An unsecured loan is not secured against something you own. That’s why this is also known as a personal loan. Instead, lenders approve unsecured loans based on a borrower’s creditworthiness, and whether they can afford the repayments. Unsecured loans come in lots of different forms, for example personal loans, credit cards, store cards, and student loans.

How do I know which is the right loan for me?

There are a number of things to consider when picking a loan.
  • Are you a home-owner? Secured loans need a security as a collateral, typically a property.
  • How much do you want to borrow? Typically, an unsecured or personal loan could be anywhere from £100 to £25,000, but it varies by lender, with some lending more, and others less. Whereas, a secured or homeowner loan could be anywhere from £10,000 upwards but is often linked to how much your property is worth
  • How long would you like to pay the loan back? A personal loan is normally repaid across several years, whereas a homeowner loan can be paid back over many more years.
  • What is your budget? All loans will require repayment. Repayments are split over the length of the loan, so changing the length of the loan can increase or decrease the repayments to help them fit your budget

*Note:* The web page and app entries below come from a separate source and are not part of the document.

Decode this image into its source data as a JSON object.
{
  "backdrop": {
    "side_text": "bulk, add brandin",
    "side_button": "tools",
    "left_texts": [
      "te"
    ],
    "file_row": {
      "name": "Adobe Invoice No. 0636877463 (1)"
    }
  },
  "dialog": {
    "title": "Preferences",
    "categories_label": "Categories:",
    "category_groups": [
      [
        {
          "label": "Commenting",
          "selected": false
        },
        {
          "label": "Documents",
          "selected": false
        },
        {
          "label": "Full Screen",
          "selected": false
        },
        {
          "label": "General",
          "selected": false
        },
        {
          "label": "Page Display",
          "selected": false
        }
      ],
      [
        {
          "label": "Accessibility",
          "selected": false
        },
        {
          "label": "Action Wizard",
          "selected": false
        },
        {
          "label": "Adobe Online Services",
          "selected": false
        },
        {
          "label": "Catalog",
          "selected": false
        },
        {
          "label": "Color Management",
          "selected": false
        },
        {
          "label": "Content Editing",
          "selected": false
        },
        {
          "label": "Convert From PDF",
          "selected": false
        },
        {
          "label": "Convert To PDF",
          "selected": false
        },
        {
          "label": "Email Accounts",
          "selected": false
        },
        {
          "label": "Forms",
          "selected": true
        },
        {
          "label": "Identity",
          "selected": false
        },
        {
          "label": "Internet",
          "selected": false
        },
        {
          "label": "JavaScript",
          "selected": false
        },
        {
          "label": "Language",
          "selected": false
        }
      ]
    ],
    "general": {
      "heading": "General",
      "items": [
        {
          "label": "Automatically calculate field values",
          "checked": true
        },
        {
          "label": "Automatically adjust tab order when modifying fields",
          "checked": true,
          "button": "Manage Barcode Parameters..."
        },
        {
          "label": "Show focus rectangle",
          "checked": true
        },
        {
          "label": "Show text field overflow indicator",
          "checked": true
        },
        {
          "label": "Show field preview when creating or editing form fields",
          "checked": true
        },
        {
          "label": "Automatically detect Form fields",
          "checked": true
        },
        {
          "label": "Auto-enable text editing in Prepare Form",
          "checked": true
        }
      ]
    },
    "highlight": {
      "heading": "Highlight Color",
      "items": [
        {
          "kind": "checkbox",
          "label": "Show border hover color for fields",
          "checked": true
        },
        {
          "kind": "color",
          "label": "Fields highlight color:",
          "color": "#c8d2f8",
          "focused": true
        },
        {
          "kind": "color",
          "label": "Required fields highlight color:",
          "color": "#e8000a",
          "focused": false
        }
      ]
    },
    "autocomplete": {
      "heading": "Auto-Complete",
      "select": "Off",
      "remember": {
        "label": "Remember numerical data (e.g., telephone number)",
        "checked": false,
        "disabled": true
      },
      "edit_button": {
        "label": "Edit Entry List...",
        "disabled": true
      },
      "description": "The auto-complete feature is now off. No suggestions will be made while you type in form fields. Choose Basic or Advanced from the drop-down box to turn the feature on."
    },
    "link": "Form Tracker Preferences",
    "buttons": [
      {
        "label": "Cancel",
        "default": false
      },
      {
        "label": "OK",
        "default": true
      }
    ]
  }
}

How do I compare loans?

Loans come in different shapes, so it can be tricky to compare them, and work out what is the best deal for you. However, the following values will help you compare costs –
  1. Monthly repayment – this tells you how much you will be paying on a monthly basis. This can change depending on the loan you pick (for example it might have an introductory interest rate)
  2. APRC / APR – ‘Annual Percentage Rate of Charge (APRC), gives you the annual cost of a loan, together with fees and costs, as a percentage. Because some loans have introductory rates, whereas APR will use just the one rate, the APRC also takes into account what the interest rate after the offer period is likely to be. Using the APRC to compare loans can be useful, as although one loan may have a lower interest rate. by the time you add in all the charges, it could be more expensive
  3. Total amount repayable – this is how much you will repay both of the amount that has been lent, and the interest being charged on it. This can be useful when you are considered different terms.

How do I know what I have to pay each month?

The amount you repay, your ‘repayment’, will depend on several things. One of the most important factors is whether you have selected to have a fixed interest rate, or one that varies.
If you select a fixed rate, then you will probably pay the same amount every month for as long as the fixed rate lasts, and your lender will provide confirmation of this in writing.
if you have selected variable, then this will change often a variable rate is linked to the bank of england base rate, and this can mean your repayments can both increase and decrease.

Can I get a loan?

Getting a loan depends on a number of factors –
  • how much you’d like to borrow, and how long for
  • whether you own a house or not, and if so, how much it is worth
  • what your credit history is like
  • what your income and expenditure is
  • what debts you already have
Each lender will look across these factors to decide whether or not they can offer you a loan. As each lender is different, you may find that some lenders will say yes, while others say no.